The big Japanese makers will shake hands in a rare feat – they will unite to create a company that would manage the country’s charging stations – providing their funding and payment processes.
With the automotive industry one of the most competitive business sectors, it’s a rare and commendable feat to usher such an alliance – as the four automakers are expected to form the joint venture as early as next month, taking equal shares and eventually ready to expand the partnership to also cover the future infrastructure for fuel cell vehicles.
While Japan had already at the end of March 2,000 quick charging stations and 4,000 standard ones, the four automakers set last July a goal of further setting up 4,000 new quick-charge stations and 8,000 standard.
A quick-charge station usually costs around 5 million yen ($48,000) each and already the government subsidizes up to two-thirds of the installation cost. Now, with the further support from automakers the expenses could drop to zero – encouraging gas stations, convenience stores and other businesses to set up chargers.

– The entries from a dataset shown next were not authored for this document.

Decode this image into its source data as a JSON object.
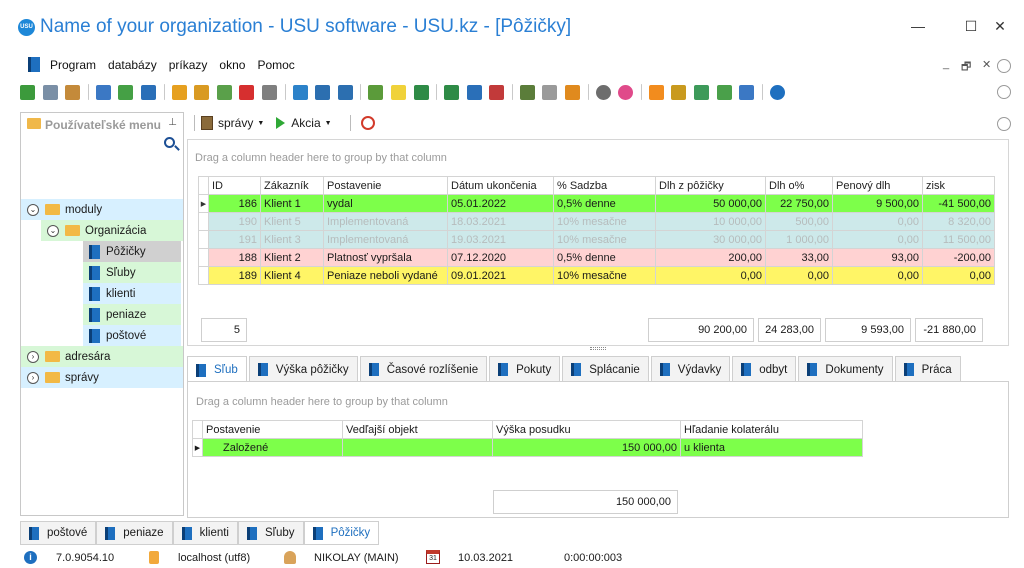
{
  "window": {
    "title": "Name of your organization - USU software - USU.kz - [Pôžičky]",
    "logo_text": "USU",
    "controls": [
      "—",
      "☐",
      "✕"
    ]
  },
  "menu": {
    "items": [
      "Program",
      "databázy",
      "príkazy",
      "okno",
      "Pomoc"
    ],
    "mdi_controls": [
      "_",
      "🗗",
      "✕"
    ]
  },
  "sidebar": {
    "title": "Používateľské menu",
    "tree": [
      {
        "label": "moduly",
        "level": 0,
        "expander": "⌄",
        "type": "folder-open",
        "bg": "#d7f0ff"
      },
      {
        "label": "Organizácia",
        "level": 1,
        "expander": "⌄",
        "type": "folder-open",
        "bg": "#d7f7d7"
      },
      {
        "label": "Pôžičky",
        "level": 2,
        "type": "doc",
        "bg": "#d0d0d0",
        "selected": true
      },
      {
        "label": "Sľuby",
        "level": 2,
        "type": "doc",
        "bg": "#d7f7d7"
      },
      {
        "label": "klienti",
        "level": 2,
        "type": "doc",
        "bg": "#d7f0ff"
      },
      {
        "label": "peniaze",
        "level": 2,
        "type": "doc",
        "bg": "#d7f7d7"
      },
      {
        "label": "poštové",
        "level": 2,
        "type": "doc",
        "bg": "#d7f0ff"
      },
      {
        "label": "adresára",
        "level": 0,
        "expander": "›",
        "type": "folder",
        "bg": "#d7f7d7"
      },
      {
        "label": "správy",
        "level": 0,
        "expander": "›",
        "type": "folder",
        "bg": "#d7f0ff"
      }
    ]
  },
  "module_toolbar": {
    "reports_label": "správy",
    "action_label": "Akcia"
  },
  "grid": {
    "group_hint": "Drag a column header here to group by that column",
    "columns": [
      "ID",
      "Zákazník",
      "Postavenie",
      "Dátum ukončenia",
      "% Sadzba",
      "Dlh z pôžičky",
      "Dlh o%",
      "Penový dlh",
      "zisk"
    ],
    "rows": [
      {
        "style": "g",
        "selected": true,
        "cells": [
          "186",
          "Klient 1",
          "vydal",
          "05.01.2022",
          "0,5% denne",
          "50 000,00",
          "22 750,00",
          "9 500,00",
          "-41 500,00"
        ]
      },
      {
        "style": "c",
        "cells": [
          "190",
          "Klient 5",
          "Implementovaná",
          "18.03.2021",
          "10% mesačne",
          "10 000,00",
          "500,00",
          "0,00",
          "8 320,00"
        ]
      },
      {
        "style": "c",
        "cells": [
          "191",
          "Klient 3",
          "Implementovaná",
          "19.03.2021",
          "10% mesačne",
          "30 000,00",
          "1 000,00",
          "0,00",
          "11 500,00"
        ]
      },
      {
        "style": "p",
        "cells": [
          "188",
          "Klient 2",
          "Platnosť vypršala",
          "07.12.2020",
          "0,5% denne",
          "200,00",
          "33,00",
          "93,00",
          "-200,00"
        ]
      },
      {
        "style": "y",
        "cells": [
          "189",
          "Klient 4",
          "Peniaze neboli vydané",
          "09.01.2021",
          "10% mesačne",
          "0,00",
          "0,00",
          "0,00",
          "0,00"
        ]
      }
    ],
    "footer": {
      "count": "5",
      "dlh_z_pozicky": "90 200,00",
      "dlh_o": "24 283,00",
      "penovy_dlh": "9 593,00",
      "zisk": "-21 880,00"
    }
  },
  "detail_tabs": [
    "Sľub",
    "Výška pôžičky",
    "Časové rozlíšenie",
    "Pokuty",
    "Splácanie",
    "Výdavky",
    "odbyt",
    "Dokumenty",
    "Práca"
  ],
  "detail": {
    "group_hint": "Drag a column header here to group by that column",
    "columns": [
      "Postavenie",
      "Vedľajší objekt",
      "Výška posudku",
      "Hľadanie kolaterálu"
    ],
    "rows": [
      {
        "cells": [
          "Založené",
          "",
          "150 000,00",
          "u klienta"
        ]
      }
    ],
    "footer_total": "150 000,00"
  },
  "bottom_tabs": [
    "poštové",
    "peniaze",
    "klienti",
    "Sľuby",
    "Pôžičky"
  ],
  "status": {
    "version": "7.0.9054.10",
    "database": "localhost (utf8)",
    "user": "NIKOLAY (MAIN)",
    "date": "10.03.2021",
    "timer": "0:00:00:003",
    "calendar_day": "31"
  },
  "colors": {
    "accent": "#1e6fbf",
    "title": "#2a7fd4",
    "row_green": "#7dff4a",
    "row_cyan": "#cde9ea",
    "row_pink": "#ffd2d2",
    "row_yellow": "#fff566"
  },
  "toolbar_icons": [
    "refresh-icon",
    "copy-icon",
    "edit-icon",
    "delete-icon",
    "sync-icon",
    "search-icon",
    "filter-icon",
    "filter-clear-icon",
    "filter-apply-icon",
    "flag-icon",
    "image-icon",
    "insert-icon",
    "expand-icon",
    "collapse-icon",
    "add-row-icon",
    "note-icon",
    "export-excel-icon",
    "import-excel-icon",
    "new-window-icon",
    "close-window-icon",
    "exit-icon",
    "arrow-circle-icon",
    "pin-icon",
    "settings-icon",
    "palette-icon",
    "rss-icon",
    "lock-icon",
    "users-icon",
    "user-group-icon",
    "tool-icon",
    "info-icon"
  ]
}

Also, while the charging station proprietor sets the price for charges, the automakers approach is to unify the payment method – which for now uses a lot of methods. Their goal is to let any electric car user make a single type of payment anywhere in Japan.